The papers cover a wide range of topics related to knowledge transfer, representation, concepts and conceptualization, social tagging, domain analysis, music classification, fiction genres, museum organization. The papers discuss theoretical issues related to knowledge organization and the design, development and implementation of knowledge organizing systems as well as practical considerations and solutions in the application of knowledge organization theory. Covered is a range of knowledge organization systems from classification systems, thesauri, metadata schemas to ontologies and taxonomies.


Der Tagungsband untersucht Wissensorganisationssysteme und ihre Rolle bei der Wissensorganisation, dem Wissensaustausch und der Informationssuche. Die Beiträge decken ein breites Spektrum von Themen ab, die mit Wissenstransfer, Repräsentation, Konzeptualisierung, Social Tagging, Domänenanalyse, Musikklassifizierung, Fiktionsgenres und Museumsorganisation zu tun haben. In den Beiträgen werden theoretische Fragen der Wissensorganisation und des Designs, der Entwicklung und Implementierung von Systemen zur Wissensorganisation sowie praktische Überlegungen und Lösungen bei der Anwendung der Theorie der Wissensorganisation diskutiert.
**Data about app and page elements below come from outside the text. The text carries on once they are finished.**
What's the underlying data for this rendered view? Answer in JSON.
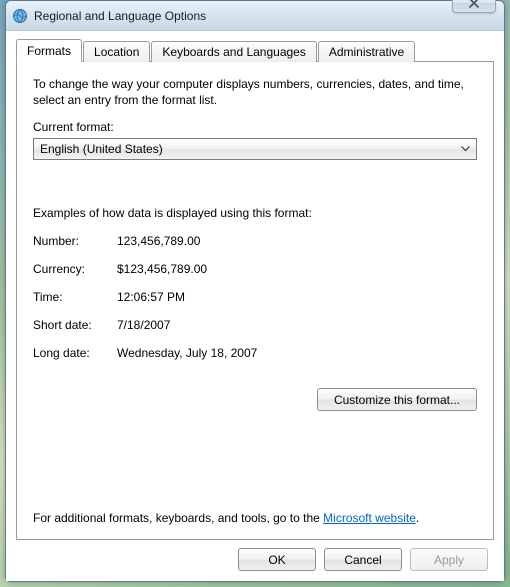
{
  "window": {
    "title": "Regional and Language Options"
  },
  "tabs": {
    "t0": "Formats",
    "t1": "Location",
    "t2": "Keyboards and Languages",
    "t3": "Administrative"
  },
  "formats": {
    "description": "To change the way your computer displays numbers, currencies, dates, and time, select an entry from the format list.",
    "current_format_label": "Current format:",
    "current_format_value": "English (United States)",
    "examples_heading": "Examples of how data is displayed using this format:",
    "rows": {
      "number_label": "Number:",
      "number_value": "123,456,789.00",
      "currency_label": "Currency:",
      "currency_value": "$123,456,789.00",
      "time_label": "Time:",
      "time_value": "12:06:57 PM",
      "shortdate_label": "Short date:",
      "shortdate_value": "7/18/2007",
      "longdate_label": "Long date:",
      "longdate_value": "Wednesday, July 18, 2007"
    },
    "customize_label": "Customize this format...",
    "footer_prefix": "For additional formats, keyboards, and tools, go to the ",
    "footer_link": "Microsoft website",
    "footer_suffix": "."
  },
  "buttons": {
    "ok": "OK",
    "cancel": "Cancel",
    "apply": "Apply"
  }
}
Es wird eine Reihe von Wissensorganisationssystemen behandelt, von Klassifikationssystemen, Thesauri, Metadatenschemata bis hin zu Ontologien und Taxonomien.